* _EXERCISE DESCRIPTION_:
Report how many lines below contain the word "state", giving the number and no other words.
[Start of Attachment]
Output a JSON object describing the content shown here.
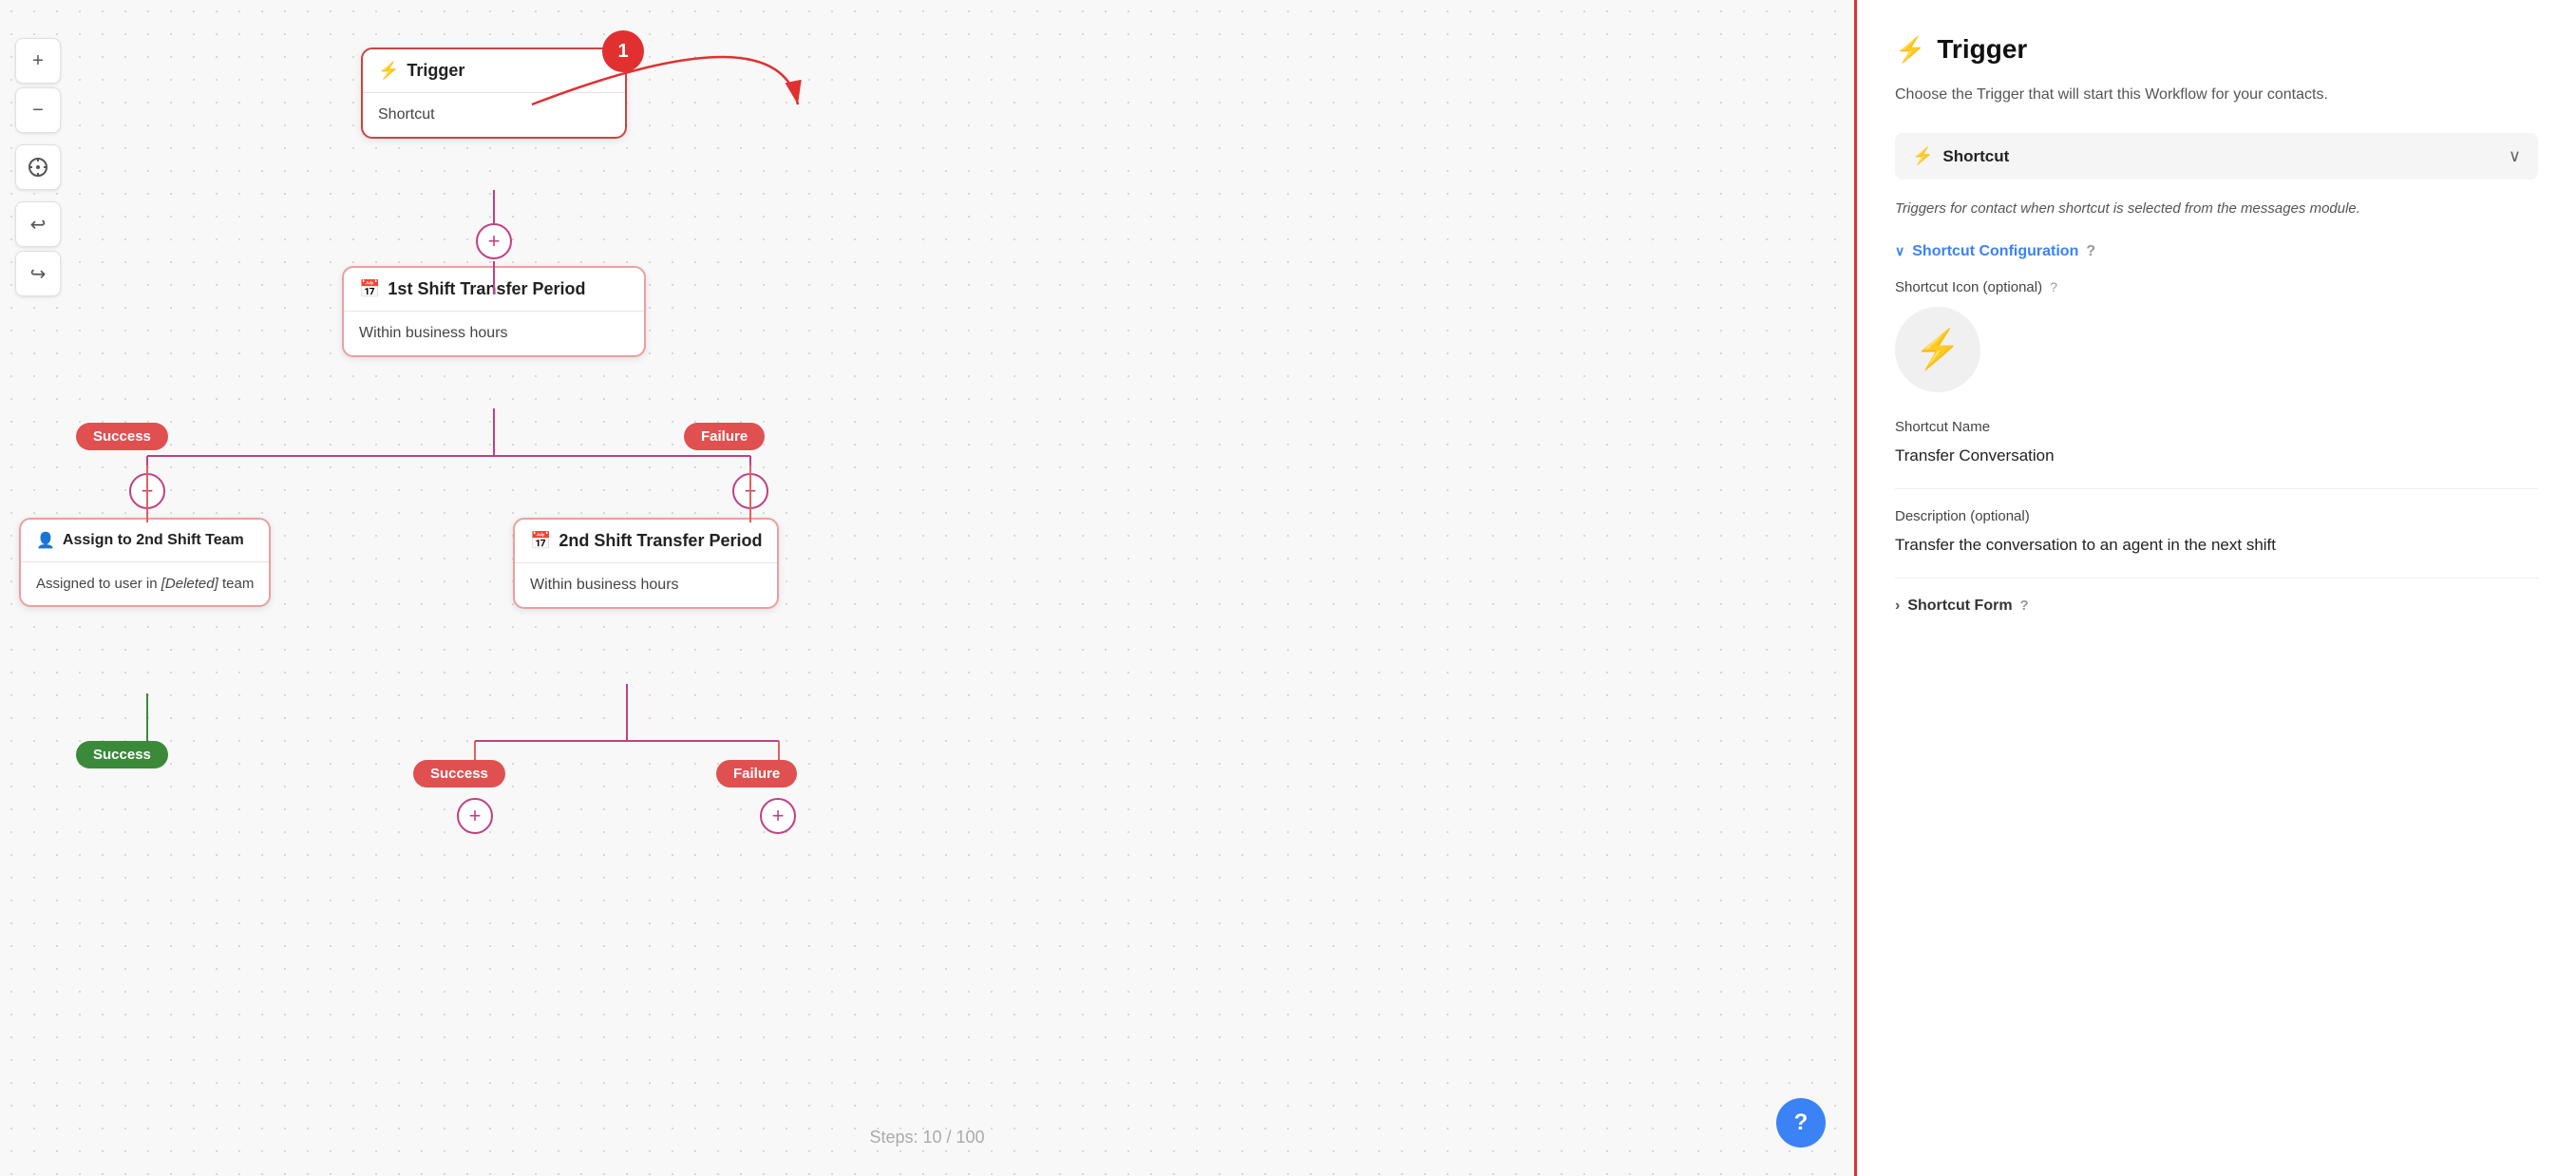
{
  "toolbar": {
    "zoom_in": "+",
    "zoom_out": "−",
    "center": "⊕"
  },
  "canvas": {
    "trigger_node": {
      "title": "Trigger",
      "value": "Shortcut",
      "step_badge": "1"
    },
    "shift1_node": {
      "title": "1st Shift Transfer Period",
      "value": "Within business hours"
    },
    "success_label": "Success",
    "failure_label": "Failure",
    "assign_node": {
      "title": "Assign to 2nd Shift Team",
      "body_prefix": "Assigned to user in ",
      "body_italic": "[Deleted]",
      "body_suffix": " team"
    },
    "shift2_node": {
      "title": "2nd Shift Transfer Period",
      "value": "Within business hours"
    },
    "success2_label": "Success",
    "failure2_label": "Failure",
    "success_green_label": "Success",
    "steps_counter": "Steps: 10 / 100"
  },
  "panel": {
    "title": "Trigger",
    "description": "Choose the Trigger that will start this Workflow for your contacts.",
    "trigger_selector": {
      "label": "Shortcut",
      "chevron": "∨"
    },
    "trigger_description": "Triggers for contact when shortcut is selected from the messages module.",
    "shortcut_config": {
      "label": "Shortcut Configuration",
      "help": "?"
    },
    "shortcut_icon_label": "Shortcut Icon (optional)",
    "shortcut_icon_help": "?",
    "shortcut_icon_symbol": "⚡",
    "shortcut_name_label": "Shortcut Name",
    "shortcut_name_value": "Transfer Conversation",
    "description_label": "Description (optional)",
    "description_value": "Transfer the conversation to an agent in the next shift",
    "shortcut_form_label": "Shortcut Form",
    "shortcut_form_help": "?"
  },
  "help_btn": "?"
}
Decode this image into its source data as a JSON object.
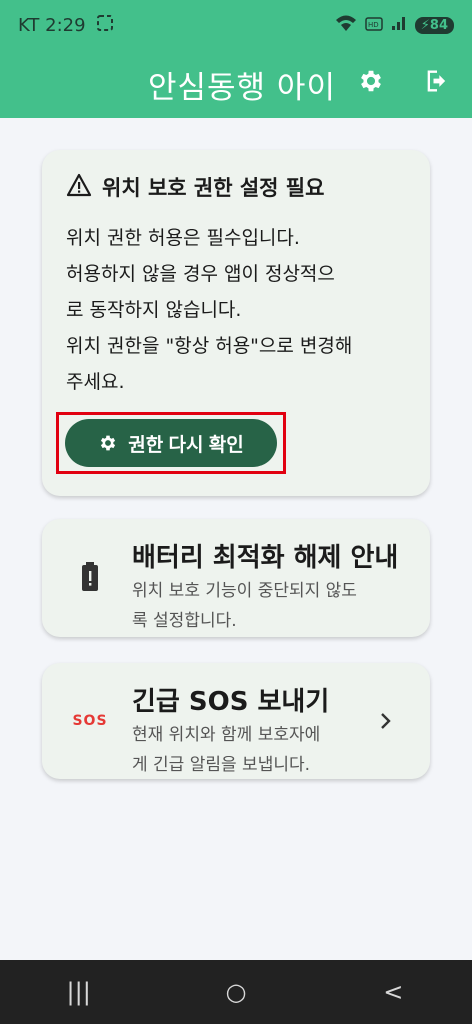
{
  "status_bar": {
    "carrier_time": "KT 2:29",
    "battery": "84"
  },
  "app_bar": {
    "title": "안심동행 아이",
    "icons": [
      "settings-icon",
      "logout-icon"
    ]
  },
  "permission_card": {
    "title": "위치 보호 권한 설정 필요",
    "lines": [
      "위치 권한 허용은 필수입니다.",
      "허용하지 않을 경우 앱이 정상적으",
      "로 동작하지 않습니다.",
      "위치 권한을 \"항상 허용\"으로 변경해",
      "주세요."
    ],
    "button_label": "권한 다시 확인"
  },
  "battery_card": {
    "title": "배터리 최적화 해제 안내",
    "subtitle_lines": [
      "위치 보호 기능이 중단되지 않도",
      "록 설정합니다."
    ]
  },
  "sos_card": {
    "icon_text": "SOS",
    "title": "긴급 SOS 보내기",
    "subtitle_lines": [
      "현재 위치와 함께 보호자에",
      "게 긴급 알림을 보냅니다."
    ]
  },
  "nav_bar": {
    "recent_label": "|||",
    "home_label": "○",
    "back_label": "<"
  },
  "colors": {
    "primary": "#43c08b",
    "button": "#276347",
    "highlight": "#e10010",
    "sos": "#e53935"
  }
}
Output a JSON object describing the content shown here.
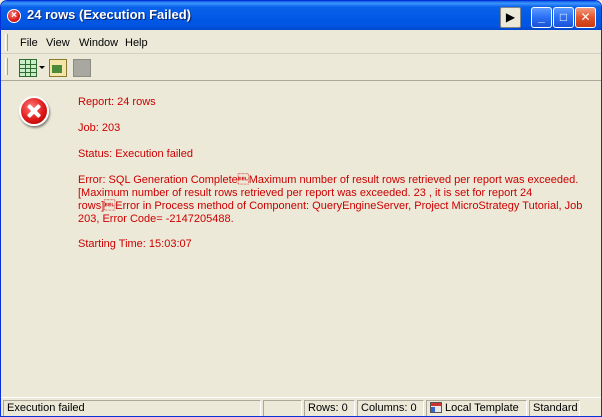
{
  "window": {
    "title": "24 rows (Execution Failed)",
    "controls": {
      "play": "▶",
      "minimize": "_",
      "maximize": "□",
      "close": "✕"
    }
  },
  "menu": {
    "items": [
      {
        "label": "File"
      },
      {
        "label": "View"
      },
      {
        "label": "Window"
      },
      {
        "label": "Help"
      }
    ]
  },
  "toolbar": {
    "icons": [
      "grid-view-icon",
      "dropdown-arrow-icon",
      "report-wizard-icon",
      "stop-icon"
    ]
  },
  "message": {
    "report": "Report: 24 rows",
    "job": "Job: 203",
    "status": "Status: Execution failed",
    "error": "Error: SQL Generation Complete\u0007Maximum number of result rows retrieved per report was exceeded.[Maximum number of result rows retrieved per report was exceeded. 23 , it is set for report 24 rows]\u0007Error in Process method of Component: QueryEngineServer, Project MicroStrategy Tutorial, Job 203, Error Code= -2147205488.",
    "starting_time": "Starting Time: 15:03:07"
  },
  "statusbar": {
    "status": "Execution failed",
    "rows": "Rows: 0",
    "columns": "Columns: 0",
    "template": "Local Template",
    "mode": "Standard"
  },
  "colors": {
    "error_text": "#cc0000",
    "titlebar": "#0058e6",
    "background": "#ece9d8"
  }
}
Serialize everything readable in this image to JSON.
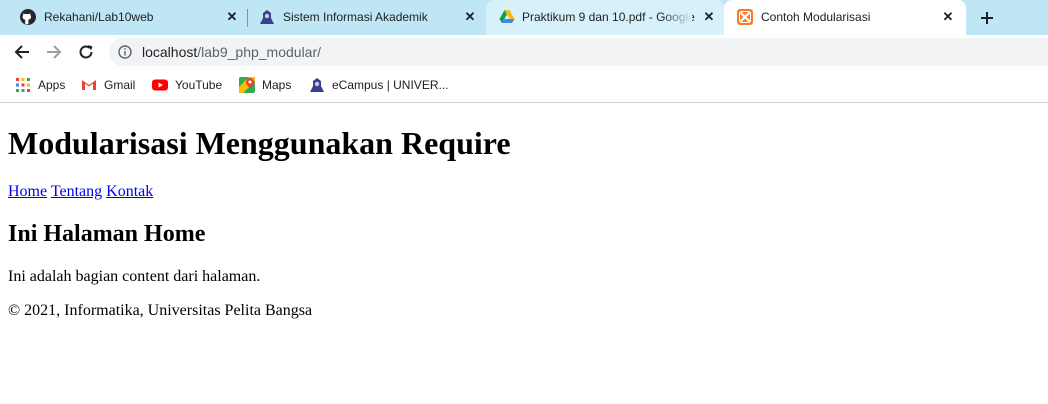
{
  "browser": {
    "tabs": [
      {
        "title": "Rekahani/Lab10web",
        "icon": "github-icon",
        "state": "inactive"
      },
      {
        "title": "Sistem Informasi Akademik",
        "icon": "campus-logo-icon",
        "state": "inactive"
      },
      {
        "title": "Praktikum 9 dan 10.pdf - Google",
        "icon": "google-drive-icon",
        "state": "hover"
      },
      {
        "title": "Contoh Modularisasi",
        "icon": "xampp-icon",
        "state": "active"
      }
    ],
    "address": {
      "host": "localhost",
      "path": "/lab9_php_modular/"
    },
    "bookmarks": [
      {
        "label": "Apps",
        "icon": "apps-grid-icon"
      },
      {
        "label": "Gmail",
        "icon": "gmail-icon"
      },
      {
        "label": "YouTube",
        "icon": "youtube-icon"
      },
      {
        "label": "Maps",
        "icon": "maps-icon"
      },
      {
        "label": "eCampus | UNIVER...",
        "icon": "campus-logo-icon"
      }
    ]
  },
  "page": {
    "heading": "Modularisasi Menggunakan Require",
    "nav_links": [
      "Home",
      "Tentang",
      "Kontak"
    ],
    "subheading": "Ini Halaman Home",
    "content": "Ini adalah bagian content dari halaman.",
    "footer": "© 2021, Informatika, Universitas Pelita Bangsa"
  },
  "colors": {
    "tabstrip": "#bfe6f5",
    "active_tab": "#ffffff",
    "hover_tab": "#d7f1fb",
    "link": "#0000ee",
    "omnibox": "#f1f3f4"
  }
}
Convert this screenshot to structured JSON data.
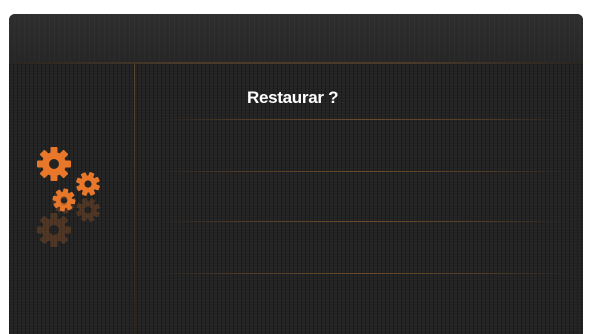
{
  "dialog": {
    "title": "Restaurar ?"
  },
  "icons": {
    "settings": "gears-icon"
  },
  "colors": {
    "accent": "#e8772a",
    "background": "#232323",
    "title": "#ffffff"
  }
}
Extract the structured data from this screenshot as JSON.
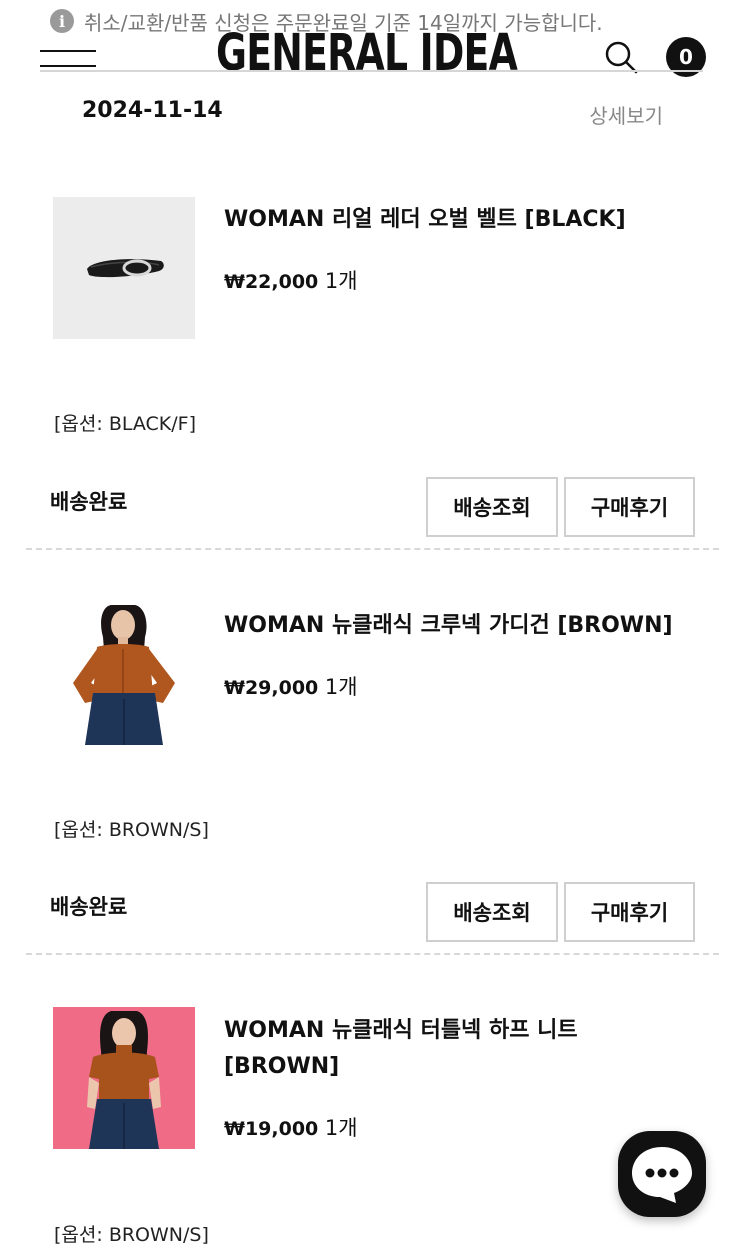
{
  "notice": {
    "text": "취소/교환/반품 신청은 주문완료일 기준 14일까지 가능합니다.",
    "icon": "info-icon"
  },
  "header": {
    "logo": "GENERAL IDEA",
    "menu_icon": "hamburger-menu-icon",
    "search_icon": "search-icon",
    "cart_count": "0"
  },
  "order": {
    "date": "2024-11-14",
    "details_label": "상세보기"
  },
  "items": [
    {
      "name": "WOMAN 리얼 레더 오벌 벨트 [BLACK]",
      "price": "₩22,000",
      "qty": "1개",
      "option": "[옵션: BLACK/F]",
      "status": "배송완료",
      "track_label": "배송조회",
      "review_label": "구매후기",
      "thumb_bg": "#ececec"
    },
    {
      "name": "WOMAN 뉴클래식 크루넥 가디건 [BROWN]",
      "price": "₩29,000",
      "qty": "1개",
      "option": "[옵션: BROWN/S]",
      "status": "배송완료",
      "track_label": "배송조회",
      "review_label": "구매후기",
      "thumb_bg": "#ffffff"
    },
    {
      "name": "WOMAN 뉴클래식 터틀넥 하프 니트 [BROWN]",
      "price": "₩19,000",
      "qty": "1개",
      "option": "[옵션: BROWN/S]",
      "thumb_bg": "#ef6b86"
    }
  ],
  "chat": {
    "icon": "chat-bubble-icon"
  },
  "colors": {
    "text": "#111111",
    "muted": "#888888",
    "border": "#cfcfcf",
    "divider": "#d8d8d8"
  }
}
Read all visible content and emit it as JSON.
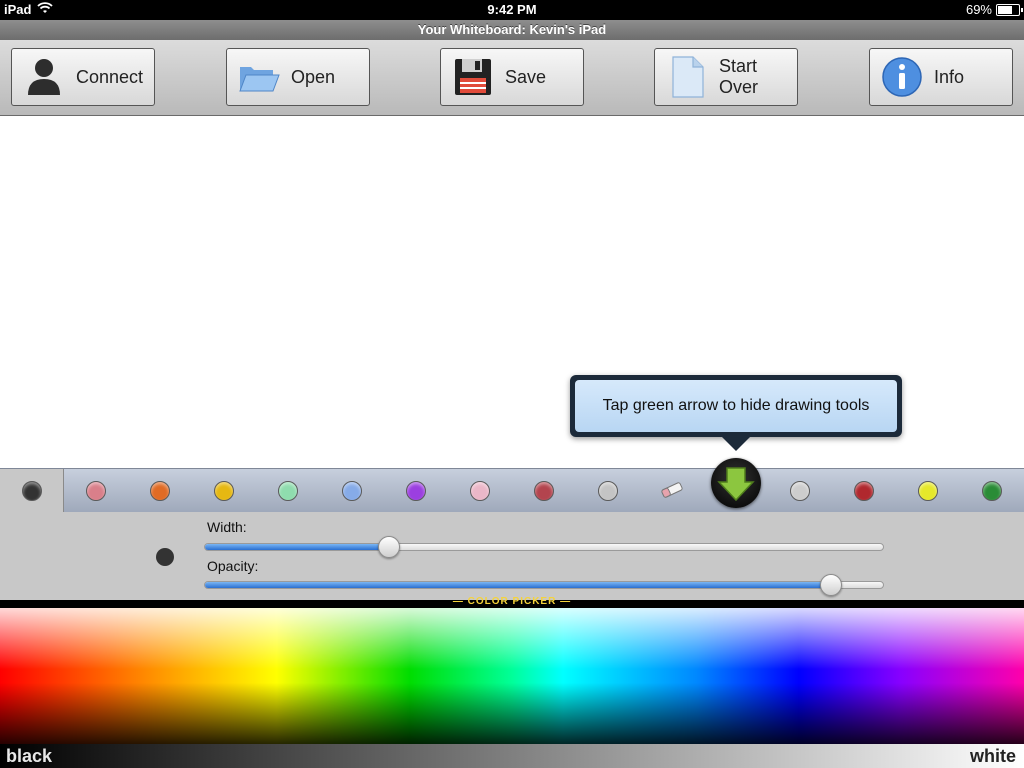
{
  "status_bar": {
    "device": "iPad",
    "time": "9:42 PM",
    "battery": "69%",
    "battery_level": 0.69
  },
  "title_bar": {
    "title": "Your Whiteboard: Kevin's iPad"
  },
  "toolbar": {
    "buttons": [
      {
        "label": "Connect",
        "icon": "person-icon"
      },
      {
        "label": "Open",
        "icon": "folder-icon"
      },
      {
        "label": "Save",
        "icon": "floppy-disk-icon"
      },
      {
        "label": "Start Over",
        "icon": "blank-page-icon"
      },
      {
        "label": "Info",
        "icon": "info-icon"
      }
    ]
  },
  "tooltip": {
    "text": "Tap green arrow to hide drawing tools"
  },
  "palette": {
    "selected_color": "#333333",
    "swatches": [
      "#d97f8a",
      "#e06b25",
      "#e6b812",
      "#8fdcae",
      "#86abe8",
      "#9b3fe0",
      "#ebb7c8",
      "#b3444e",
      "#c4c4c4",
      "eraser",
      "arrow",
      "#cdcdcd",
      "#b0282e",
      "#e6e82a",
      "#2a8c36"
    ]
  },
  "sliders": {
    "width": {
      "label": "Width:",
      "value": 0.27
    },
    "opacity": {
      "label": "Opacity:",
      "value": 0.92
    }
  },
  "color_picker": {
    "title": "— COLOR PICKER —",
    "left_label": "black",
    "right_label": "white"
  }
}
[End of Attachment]
* _SOLUTION FOR THIS PROBLEM_:
4